Exercise requirements
When a line of the entries contains the word "JSON", report that line.

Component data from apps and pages
******************************

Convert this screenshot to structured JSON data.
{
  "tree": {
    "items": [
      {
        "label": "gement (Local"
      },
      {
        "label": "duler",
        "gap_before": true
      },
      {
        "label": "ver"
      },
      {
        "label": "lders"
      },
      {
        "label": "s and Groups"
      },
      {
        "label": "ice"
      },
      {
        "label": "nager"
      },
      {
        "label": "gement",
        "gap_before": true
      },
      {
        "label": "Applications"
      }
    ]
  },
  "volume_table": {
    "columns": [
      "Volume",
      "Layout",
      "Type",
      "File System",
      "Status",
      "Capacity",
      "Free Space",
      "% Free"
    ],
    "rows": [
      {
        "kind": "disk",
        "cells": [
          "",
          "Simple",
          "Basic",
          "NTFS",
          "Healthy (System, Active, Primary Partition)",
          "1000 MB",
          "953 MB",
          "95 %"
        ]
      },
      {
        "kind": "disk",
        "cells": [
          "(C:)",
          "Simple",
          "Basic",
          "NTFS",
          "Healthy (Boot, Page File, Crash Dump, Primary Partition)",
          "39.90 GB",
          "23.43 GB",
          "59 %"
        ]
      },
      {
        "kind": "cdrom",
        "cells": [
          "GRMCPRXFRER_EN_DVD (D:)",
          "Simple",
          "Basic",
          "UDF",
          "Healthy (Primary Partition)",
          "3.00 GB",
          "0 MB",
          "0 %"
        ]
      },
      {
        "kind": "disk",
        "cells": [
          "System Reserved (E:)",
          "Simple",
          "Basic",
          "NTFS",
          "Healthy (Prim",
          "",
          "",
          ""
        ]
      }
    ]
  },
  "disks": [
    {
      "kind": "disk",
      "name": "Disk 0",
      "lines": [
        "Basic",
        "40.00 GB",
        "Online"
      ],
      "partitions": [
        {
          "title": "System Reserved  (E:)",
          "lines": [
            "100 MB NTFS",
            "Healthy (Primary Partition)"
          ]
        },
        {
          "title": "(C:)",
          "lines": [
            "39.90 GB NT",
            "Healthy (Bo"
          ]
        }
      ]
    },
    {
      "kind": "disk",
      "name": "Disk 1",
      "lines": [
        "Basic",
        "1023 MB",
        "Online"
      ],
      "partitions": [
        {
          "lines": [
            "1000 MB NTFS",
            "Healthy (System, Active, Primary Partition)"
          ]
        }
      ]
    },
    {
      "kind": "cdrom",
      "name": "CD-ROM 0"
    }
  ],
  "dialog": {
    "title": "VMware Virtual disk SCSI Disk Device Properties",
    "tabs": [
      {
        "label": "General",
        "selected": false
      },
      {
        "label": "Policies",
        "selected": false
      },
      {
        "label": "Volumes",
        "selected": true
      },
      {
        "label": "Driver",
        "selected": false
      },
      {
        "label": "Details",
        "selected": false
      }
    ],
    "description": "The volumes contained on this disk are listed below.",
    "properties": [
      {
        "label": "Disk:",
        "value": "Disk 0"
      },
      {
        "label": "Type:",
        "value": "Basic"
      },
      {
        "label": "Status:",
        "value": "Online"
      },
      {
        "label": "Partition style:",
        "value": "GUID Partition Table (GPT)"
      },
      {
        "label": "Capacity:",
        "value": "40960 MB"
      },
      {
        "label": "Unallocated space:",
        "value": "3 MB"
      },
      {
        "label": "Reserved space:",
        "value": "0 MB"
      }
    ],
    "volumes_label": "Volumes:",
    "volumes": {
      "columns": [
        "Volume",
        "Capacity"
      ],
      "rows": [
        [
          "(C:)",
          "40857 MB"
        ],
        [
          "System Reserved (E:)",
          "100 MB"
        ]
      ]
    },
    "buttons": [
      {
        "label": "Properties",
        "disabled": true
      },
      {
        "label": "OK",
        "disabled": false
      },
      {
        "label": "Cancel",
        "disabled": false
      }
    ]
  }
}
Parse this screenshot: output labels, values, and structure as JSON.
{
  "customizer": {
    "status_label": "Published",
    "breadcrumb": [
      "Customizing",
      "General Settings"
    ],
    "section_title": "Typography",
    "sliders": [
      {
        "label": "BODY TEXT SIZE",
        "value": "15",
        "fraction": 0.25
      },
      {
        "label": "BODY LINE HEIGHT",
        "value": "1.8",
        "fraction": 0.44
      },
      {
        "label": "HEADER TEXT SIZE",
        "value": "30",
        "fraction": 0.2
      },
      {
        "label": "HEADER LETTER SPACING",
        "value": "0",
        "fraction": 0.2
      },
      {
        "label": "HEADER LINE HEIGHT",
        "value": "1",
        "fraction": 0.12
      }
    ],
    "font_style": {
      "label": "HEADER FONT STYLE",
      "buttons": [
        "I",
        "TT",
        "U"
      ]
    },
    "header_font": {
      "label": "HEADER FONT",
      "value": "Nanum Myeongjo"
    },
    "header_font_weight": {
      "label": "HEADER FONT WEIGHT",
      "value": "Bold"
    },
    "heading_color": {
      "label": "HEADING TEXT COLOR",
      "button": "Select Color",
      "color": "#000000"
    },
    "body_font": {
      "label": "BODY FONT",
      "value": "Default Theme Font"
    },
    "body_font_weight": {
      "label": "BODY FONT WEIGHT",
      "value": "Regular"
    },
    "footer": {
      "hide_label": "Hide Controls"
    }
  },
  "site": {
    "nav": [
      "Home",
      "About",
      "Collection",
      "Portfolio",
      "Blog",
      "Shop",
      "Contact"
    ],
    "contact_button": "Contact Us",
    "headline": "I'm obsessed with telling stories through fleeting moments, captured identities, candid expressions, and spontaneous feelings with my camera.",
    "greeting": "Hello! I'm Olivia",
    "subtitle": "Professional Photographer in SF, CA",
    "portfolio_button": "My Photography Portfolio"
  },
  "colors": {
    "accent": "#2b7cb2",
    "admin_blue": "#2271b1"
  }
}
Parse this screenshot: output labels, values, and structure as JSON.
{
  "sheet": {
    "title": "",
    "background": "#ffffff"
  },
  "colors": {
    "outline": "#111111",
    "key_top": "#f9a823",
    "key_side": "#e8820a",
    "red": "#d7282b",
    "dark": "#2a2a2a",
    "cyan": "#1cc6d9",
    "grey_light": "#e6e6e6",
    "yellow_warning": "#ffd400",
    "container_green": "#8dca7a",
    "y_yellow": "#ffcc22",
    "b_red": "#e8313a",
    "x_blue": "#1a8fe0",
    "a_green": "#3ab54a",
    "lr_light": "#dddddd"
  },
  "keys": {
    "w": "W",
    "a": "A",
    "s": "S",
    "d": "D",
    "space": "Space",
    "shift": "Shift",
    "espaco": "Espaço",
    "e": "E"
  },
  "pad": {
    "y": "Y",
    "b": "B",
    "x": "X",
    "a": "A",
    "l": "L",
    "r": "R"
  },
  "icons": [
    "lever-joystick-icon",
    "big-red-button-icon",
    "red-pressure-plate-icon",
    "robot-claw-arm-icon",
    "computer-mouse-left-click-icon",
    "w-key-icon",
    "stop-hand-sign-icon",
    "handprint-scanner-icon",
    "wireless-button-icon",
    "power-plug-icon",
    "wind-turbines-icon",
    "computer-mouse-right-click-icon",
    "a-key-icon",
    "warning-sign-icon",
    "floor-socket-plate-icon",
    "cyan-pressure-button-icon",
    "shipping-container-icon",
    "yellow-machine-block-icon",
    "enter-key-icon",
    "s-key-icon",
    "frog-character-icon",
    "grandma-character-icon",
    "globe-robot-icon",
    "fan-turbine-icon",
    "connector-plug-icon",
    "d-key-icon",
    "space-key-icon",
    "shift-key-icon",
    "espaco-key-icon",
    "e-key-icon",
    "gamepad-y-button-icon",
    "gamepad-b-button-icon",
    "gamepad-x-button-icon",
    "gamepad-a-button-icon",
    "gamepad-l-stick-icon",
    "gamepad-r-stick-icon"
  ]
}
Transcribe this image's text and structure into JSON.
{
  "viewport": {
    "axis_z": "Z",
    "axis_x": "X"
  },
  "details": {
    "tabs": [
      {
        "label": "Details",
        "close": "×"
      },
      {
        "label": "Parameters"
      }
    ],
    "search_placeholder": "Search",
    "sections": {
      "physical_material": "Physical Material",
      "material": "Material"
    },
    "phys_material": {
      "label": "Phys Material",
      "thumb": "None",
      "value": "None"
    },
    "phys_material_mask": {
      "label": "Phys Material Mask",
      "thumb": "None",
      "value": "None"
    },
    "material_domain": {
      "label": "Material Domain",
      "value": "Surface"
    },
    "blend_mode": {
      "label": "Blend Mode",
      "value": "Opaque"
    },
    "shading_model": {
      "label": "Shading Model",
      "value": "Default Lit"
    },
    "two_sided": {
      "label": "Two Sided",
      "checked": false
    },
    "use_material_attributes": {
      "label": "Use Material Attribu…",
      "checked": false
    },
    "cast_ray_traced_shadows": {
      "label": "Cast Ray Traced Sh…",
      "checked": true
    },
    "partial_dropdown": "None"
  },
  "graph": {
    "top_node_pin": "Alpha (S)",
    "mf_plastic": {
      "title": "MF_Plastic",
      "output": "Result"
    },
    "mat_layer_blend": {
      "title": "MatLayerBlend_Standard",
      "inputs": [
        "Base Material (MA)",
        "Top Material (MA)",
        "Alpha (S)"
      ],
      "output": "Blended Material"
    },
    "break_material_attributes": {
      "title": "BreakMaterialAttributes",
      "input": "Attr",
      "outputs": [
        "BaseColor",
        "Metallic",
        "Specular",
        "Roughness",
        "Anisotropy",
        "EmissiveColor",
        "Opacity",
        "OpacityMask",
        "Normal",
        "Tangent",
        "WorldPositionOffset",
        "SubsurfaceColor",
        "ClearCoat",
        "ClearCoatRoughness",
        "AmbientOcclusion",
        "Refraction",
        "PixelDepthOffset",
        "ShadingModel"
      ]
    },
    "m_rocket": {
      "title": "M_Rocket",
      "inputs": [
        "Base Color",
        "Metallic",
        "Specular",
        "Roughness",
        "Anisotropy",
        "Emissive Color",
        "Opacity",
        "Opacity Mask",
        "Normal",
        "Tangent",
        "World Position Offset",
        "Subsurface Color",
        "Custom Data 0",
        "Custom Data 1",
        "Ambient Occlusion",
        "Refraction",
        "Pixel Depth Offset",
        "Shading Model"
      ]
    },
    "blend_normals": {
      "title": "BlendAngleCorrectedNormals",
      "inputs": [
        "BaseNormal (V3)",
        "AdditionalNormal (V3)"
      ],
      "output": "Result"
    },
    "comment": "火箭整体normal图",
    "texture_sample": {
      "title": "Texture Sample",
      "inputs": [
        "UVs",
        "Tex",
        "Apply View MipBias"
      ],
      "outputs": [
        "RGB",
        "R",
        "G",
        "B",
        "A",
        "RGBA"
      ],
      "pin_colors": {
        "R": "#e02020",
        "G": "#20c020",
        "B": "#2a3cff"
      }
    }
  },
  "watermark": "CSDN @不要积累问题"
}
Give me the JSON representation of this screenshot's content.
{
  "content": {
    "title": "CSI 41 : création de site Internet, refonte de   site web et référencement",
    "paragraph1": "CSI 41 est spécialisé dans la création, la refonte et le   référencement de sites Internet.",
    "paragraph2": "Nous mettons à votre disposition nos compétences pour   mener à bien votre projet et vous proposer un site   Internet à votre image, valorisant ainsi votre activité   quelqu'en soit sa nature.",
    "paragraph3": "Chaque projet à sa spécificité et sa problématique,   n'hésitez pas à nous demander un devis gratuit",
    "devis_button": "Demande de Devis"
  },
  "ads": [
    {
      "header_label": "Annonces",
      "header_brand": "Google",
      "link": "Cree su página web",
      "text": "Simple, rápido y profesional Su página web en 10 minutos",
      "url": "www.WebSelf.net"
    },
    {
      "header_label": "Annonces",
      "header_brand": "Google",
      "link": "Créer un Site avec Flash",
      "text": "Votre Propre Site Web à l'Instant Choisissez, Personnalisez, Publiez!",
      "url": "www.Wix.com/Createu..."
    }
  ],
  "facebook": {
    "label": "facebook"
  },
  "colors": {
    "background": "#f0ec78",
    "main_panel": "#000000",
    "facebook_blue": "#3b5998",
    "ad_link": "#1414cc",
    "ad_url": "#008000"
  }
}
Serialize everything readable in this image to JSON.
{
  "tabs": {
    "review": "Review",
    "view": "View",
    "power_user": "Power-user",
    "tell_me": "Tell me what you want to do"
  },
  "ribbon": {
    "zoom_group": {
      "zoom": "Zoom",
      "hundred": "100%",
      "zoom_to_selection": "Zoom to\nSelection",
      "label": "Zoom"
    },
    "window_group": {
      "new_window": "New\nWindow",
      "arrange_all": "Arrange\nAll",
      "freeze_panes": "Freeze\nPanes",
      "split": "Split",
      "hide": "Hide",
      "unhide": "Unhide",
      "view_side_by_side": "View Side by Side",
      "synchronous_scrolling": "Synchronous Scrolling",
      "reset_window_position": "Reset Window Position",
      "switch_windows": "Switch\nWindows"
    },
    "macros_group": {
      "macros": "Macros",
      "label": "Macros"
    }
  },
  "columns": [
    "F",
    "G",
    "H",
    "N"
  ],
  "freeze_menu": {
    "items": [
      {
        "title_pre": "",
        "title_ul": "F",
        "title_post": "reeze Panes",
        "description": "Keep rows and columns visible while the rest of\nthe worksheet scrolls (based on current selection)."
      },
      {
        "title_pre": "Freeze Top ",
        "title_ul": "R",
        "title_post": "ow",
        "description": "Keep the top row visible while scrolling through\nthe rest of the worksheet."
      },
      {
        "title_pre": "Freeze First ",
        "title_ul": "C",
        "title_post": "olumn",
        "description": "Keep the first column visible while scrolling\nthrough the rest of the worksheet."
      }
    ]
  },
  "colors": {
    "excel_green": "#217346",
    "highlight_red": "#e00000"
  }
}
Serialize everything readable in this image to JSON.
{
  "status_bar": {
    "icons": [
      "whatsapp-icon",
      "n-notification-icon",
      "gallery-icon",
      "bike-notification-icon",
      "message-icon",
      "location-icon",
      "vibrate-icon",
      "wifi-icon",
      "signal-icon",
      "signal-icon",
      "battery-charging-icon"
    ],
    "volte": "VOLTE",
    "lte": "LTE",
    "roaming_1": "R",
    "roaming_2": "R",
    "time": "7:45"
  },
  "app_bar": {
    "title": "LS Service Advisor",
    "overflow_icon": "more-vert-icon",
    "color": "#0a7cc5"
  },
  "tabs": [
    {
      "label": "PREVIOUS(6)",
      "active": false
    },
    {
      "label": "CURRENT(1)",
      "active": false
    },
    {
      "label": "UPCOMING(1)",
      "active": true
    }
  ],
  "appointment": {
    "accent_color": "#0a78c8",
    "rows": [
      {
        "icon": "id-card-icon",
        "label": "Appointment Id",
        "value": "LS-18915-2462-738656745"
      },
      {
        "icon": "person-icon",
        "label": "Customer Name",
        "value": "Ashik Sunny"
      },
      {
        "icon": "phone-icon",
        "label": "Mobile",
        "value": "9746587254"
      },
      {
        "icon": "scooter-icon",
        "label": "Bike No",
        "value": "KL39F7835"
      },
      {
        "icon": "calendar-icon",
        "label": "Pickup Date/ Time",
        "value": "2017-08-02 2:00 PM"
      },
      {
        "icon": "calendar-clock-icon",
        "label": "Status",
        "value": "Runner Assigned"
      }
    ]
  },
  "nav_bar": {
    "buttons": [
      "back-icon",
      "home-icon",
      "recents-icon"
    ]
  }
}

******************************

Answer below
Convert this screenshot to structured JSON data.
Parse this screenshot: output labels, values, and structure as JSON.
Parse this screenshot: output labels, values, and structure as JSON.
Transcribe this image's text and structure into JSON.
Give me the JSON representation of this screenshot's content.
Serialize everything readable in this image to JSON.
Serialize everything readable in this image to JSON.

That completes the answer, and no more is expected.